(Entries from a dataset of interfaces)
=== Begin Enclosure ===

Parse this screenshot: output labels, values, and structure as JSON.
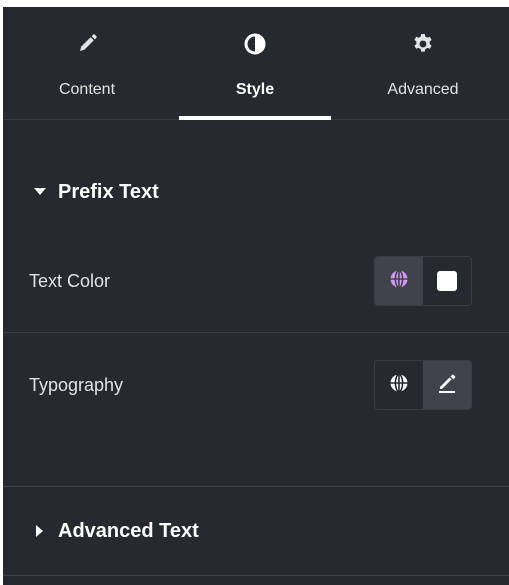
{
  "tabs": [
    {
      "label": "Content",
      "icon": "pencil-icon",
      "active": false
    },
    {
      "label": "Style",
      "icon": "contrast-icon",
      "active": true
    },
    {
      "label": "Advanced",
      "icon": "gear-icon",
      "active": false
    }
  ],
  "sections": {
    "prefix": {
      "title": "Prefix Text",
      "expanded": true,
      "controls": {
        "text_color": {
          "label": "Text Color",
          "global_icon": "globe-icon",
          "swatch_color": "#ffffff"
        },
        "typography": {
          "label": "Typography",
          "global_icon": "globe-icon",
          "edit_icon": "pencil-icon"
        }
      }
    },
    "advanced": {
      "title": "Advanced Text",
      "expanded": false
    }
  },
  "colors": {
    "panel_bg": "#26292f",
    "global_active": "#d595f5",
    "text": "#e2e3e5"
  }
}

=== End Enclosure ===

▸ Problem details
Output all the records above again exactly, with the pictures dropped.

▸ Written response
Parse this screenshot: output labels, values, and structure as JSON.
{
  "tabs": [
    {
      "label": "Content",
      "icon": "pencil-icon",
      "active": false
    },
    {
      "label": "Style",
      "icon": "contrast-icon",
      "active": true
    },
    {
      "label": "Advanced",
      "icon": "gear-icon",
      "active": false
    }
  ],
  "sections": {
    "prefix": {
      "title": "Prefix Text",
      "expanded": true,
      "controls": {
        "text_color": {
          "label": "Text Color",
          "global_icon": "globe-icon",
          "swatch_color": "#ffffff"
        },
        "typography": {
          "label": "Typography",
          "global_icon": "globe-icon",
          "edit_icon": "pencil-icon"
        }
      }
    },
    "advanced": {
      "title": "Advanced Text",
      "expanded": false
    }
  },
  "colors": {
    "panel_bg": "#26292f",
    "global_active": "#d595f5",
    "text": "#e2e3e5"
  }
}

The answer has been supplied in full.